━━ STORED DATA
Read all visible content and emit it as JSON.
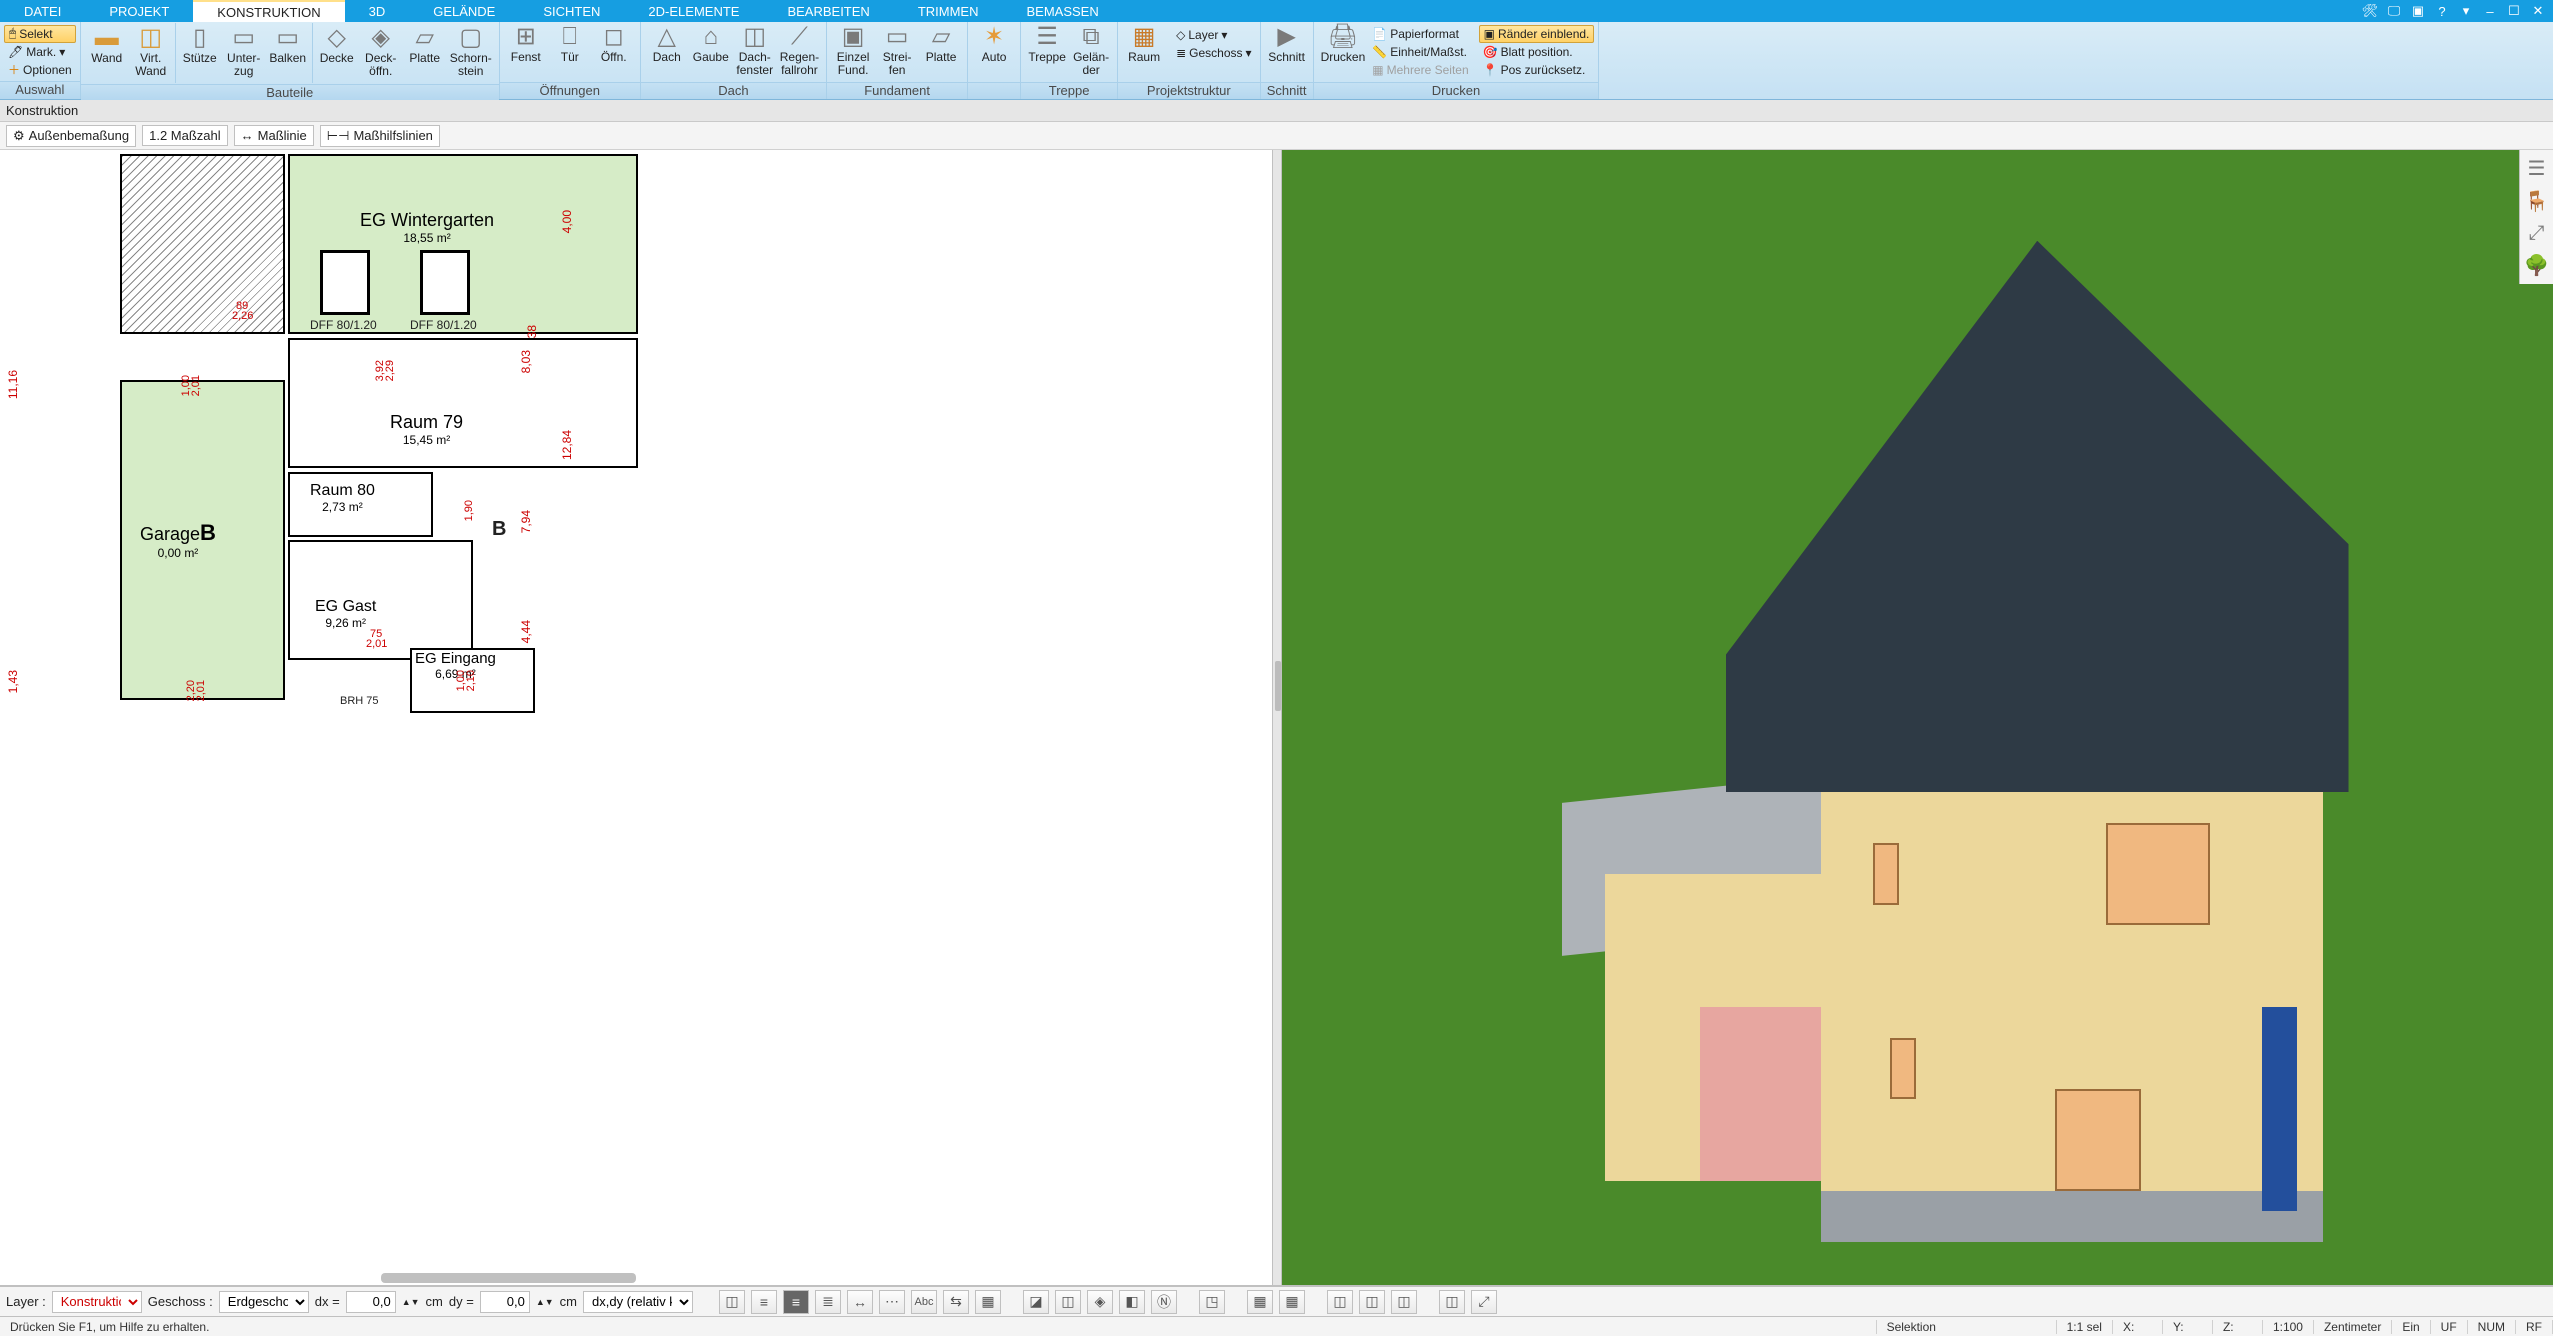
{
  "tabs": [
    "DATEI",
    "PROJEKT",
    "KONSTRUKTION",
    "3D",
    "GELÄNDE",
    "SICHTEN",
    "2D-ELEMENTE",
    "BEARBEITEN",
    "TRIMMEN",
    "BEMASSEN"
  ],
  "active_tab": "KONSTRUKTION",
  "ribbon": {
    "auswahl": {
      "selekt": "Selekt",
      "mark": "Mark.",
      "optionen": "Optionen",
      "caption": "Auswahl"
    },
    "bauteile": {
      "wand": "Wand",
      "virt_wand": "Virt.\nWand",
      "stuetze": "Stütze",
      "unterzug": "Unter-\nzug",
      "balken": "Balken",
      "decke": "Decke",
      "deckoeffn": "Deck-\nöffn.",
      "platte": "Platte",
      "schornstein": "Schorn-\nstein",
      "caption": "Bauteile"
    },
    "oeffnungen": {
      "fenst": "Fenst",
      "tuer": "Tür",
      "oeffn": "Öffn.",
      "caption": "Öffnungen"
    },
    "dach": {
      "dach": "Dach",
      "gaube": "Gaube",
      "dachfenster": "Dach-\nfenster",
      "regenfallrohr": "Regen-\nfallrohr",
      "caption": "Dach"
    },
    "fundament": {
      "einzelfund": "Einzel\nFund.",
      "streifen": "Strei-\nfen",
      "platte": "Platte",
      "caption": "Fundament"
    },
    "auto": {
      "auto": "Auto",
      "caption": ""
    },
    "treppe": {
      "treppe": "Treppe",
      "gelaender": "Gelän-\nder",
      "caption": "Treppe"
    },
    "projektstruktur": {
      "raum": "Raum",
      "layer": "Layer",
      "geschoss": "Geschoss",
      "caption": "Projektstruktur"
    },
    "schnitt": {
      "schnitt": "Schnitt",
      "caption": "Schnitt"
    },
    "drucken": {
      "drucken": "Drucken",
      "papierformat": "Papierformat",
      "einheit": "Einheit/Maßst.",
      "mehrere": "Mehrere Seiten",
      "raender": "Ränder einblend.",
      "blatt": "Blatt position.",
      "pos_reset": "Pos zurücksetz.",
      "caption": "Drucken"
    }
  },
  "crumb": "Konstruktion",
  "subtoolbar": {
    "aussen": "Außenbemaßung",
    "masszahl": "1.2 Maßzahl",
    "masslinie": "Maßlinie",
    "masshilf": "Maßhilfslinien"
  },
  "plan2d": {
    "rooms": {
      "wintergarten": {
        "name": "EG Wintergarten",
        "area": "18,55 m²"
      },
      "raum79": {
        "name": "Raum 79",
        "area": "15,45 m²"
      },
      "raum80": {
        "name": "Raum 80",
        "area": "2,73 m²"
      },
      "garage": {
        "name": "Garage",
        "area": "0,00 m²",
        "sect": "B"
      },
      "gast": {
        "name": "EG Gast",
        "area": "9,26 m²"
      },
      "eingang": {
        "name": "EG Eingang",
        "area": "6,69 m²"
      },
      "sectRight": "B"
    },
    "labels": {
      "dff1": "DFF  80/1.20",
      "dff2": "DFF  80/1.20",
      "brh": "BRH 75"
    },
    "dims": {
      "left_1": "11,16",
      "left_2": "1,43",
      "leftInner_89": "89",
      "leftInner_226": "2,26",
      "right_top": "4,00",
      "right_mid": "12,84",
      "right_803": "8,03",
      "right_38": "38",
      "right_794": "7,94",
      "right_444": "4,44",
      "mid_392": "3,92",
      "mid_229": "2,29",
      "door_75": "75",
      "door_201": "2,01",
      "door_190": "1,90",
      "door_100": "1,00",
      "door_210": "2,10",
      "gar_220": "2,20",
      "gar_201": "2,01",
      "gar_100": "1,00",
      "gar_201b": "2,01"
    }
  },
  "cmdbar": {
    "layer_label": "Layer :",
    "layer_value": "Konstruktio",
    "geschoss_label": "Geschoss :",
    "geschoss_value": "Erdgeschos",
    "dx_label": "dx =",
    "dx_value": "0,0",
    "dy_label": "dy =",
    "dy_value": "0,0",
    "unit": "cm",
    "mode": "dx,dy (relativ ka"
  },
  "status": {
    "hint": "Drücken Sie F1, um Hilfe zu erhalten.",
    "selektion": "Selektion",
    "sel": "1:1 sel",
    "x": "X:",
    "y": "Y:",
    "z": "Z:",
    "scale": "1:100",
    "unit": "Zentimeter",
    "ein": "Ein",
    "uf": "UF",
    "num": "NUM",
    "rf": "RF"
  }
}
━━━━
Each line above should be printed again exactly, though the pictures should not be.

Read all visible content and emit it as JSON.
{
  "tabs": [
    "DATEI",
    "PROJEKT",
    "KONSTRUKTION",
    "3D",
    "GELÄNDE",
    "SICHTEN",
    "2D-ELEMENTE",
    "BEARBEITEN",
    "TRIMMEN",
    "BEMASSEN"
  ],
  "active_tab": "KONSTRUKTION",
  "ribbon": {
    "auswahl": {
      "selekt": "Selekt",
      "mark": "Mark.",
      "optionen": "Optionen",
      "caption": "Auswahl"
    },
    "bauteile": {
      "wand": "Wand",
      "virt_wand": "Virt.\nWand",
      "stuetze": "Stütze",
      "unterzug": "Unter-\nzug",
      "balken": "Balken",
      "decke": "Decke",
      "deckoeffn": "Deck-\nöffn.",
      "platte": "Platte",
      "schornstein": "Schorn-\nstein",
      "caption": "Bauteile"
    },
    "oeffnungen": {
      "fenst": "Fenst",
      "tuer": "Tür",
      "oeffn": "Öffn.",
      "caption": "Öffnungen"
    },
    "dach": {
      "dach": "Dach",
      "gaube": "Gaube",
      "dachfenster": "Dach-\nfenster",
      "regenfallrohr": "Regen-\nfallrohr",
      "caption": "Dach"
    },
    "fundament": {
      "einzelfund": "Einzel\nFund.",
      "streifen": "Strei-\nfen",
      "platte": "Platte",
      "caption": "Fundament"
    },
    "auto": {
      "auto": "Auto",
      "caption": ""
    },
    "treppe": {
      "treppe": "Treppe",
      "gelaender": "Gelän-\nder",
      "caption": "Treppe"
    },
    "projektstruktur": {
      "raum": "Raum",
      "layer": "Layer",
      "geschoss": "Geschoss",
      "caption": "Projektstruktur"
    },
    "schnitt": {
      "schnitt": "Schnitt",
      "caption": "Schnitt"
    },
    "drucken": {
      "drucken": "Drucken",
      "papierformat": "Papierformat",
      "einheit": "Einheit/Maßst.",
      "mehrere": "Mehrere Seiten",
      "raender": "Ränder einblend.",
      "blatt": "Blatt position.",
      "pos_reset": "Pos zurücksetz.",
      "caption": "Drucken"
    }
  },
  "crumb": "Konstruktion",
  "subtoolbar": {
    "aussen": "Außenbemaßung",
    "masszahl": "1.2 Maßzahl",
    "masslinie": "Maßlinie",
    "masshilf": "Maßhilfslinien"
  },
  "plan2d": {
    "rooms": {
      "wintergarten": {
        "name": "EG Wintergarten",
        "area": "18,55 m²"
      },
      "raum79": {
        "name": "Raum 79",
        "area": "15,45 m²"
      },
      "raum80": {
        "name": "Raum 80",
        "area": "2,73 m²"
      },
      "garage": {
        "name": "Garage",
        "area": "0,00 m²",
        "sect": "B"
      },
      "gast": {
        "name": "EG Gast",
        "area": "9,26 m²"
      },
      "eingang": {
        "name": "EG Eingang",
        "area": "6,69 m²"
      },
      "sectRight": "B"
    },
    "labels": {
      "dff1": "DFF  80/1.20",
      "dff2": "DFF  80/1.20",
      "brh": "BRH 75"
    },
    "dims": {
      "left_1": "11,16",
      "left_2": "1,43",
      "leftInner_89": "89",
      "leftInner_226": "2,26",
      "right_top": "4,00",
      "right_mid": "12,84",
      "right_803": "8,03",
      "right_38": "38",
      "right_794": "7,94",
      "right_444": "4,44",
      "mid_392": "3,92",
      "mid_229": "2,29",
      "door_75": "75",
      "door_201": "2,01",
      "door_190": "1,90",
      "door_100": "1,00",
      "door_210": "2,10",
      "gar_220": "2,20",
      "gar_201": "2,01",
      "gar_100": "1,00",
      "gar_201b": "2,01"
    }
  },
  "cmdbar": {
    "layer_label": "Layer :",
    "layer_value": "Konstruktio",
    "geschoss_label": "Geschoss :",
    "geschoss_value": "Erdgeschos",
    "dx_label": "dx =",
    "dx_value": "0,0",
    "dy_label": "dy =",
    "dy_value": "0,0",
    "unit": "cm",
    "mode": "dx,dy (relativ ka"
  },
  "status": {
    "hint": "Drücken Sie F1, um Hilfe zu erhalten.",
    "selektion": "Selektion",
    "sel": "1:1 sel",
    "x": "X:",
    "y": "Y:",
    "z": "Z:",
    "scale": "1:100",
    "unit": "Zentimeter",
    "ein": "Ein",
    "uf": "UF",
    "num": "NUM",
    "rf": "RF"
  }
}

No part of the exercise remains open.